Start of Information supplied

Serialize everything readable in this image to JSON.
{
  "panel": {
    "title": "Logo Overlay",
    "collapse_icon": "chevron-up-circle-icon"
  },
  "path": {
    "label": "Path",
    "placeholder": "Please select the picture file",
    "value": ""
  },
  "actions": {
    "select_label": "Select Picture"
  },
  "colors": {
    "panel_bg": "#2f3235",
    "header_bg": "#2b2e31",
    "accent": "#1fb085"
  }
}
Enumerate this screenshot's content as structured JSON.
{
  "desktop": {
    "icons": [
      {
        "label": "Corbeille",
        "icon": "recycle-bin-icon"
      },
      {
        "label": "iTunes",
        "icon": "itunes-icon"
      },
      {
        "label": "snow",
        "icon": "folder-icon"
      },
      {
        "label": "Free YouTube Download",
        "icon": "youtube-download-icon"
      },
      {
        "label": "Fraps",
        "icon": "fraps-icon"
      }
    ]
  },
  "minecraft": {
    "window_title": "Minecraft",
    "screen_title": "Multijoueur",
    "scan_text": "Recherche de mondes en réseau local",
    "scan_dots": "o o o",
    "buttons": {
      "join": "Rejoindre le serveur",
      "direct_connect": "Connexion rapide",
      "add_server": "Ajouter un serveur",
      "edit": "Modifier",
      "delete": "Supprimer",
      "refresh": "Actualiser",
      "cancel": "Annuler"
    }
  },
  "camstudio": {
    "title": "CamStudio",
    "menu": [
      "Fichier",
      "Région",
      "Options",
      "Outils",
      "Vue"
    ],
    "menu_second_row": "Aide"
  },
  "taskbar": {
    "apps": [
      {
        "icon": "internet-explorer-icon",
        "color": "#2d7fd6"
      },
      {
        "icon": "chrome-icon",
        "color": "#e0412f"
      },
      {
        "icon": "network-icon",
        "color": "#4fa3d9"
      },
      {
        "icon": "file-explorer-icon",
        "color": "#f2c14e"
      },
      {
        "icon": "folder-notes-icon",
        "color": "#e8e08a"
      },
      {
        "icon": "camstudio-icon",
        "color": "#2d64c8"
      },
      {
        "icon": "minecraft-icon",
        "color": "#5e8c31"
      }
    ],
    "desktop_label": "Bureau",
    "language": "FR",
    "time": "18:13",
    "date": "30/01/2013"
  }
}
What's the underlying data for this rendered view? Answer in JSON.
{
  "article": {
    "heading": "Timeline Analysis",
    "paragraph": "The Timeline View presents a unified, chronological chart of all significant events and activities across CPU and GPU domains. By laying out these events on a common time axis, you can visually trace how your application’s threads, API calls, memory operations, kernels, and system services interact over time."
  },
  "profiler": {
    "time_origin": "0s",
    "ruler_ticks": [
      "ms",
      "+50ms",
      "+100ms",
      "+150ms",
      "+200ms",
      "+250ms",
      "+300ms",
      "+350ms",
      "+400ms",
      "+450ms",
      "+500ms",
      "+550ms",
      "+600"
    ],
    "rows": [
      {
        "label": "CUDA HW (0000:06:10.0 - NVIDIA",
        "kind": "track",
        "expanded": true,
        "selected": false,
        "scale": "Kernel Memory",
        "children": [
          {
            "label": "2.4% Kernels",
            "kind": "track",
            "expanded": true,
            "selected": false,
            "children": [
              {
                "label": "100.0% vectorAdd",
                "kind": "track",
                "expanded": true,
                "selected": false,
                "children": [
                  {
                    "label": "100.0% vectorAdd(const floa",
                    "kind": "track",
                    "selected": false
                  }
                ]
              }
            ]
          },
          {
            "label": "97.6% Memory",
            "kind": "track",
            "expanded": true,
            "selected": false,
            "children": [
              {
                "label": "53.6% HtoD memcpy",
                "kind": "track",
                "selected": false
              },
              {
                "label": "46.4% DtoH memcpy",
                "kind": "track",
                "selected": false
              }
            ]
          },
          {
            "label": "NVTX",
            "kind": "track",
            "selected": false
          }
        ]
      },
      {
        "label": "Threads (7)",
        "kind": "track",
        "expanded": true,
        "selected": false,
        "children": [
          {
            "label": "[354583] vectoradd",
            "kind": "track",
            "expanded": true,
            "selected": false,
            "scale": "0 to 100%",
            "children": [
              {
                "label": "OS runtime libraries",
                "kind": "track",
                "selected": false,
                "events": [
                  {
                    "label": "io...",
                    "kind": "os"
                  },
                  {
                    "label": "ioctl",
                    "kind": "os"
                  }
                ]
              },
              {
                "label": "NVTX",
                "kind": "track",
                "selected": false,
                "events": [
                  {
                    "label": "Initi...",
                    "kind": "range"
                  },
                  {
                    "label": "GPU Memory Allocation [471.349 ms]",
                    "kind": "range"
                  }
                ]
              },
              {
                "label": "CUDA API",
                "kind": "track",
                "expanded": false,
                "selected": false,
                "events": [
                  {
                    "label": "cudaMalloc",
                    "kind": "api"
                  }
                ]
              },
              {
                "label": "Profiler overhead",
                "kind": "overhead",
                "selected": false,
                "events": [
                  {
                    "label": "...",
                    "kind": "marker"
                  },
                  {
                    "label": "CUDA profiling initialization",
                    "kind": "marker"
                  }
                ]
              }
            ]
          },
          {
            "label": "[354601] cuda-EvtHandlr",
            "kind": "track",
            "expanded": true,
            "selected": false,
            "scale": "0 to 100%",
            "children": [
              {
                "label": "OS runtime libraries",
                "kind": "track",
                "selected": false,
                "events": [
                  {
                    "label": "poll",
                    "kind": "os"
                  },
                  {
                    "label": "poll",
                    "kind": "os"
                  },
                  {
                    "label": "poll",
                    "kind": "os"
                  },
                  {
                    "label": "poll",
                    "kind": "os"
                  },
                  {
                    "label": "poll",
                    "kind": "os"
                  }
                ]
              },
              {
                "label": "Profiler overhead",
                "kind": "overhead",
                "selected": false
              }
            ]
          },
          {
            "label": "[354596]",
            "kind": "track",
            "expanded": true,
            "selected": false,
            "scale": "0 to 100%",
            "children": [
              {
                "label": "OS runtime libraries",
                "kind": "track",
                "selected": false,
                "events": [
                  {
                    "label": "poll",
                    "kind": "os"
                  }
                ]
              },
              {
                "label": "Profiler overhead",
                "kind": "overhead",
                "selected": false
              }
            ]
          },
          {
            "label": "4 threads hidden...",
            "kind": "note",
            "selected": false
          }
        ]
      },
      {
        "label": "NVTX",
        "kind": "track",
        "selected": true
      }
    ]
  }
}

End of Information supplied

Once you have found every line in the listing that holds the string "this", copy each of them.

The answer:
Serialize everything readable in this image to JSON.
Enumerate this screenshot's content as structured JSON.
What's the underlying data for this rendered view? Answer in JSON.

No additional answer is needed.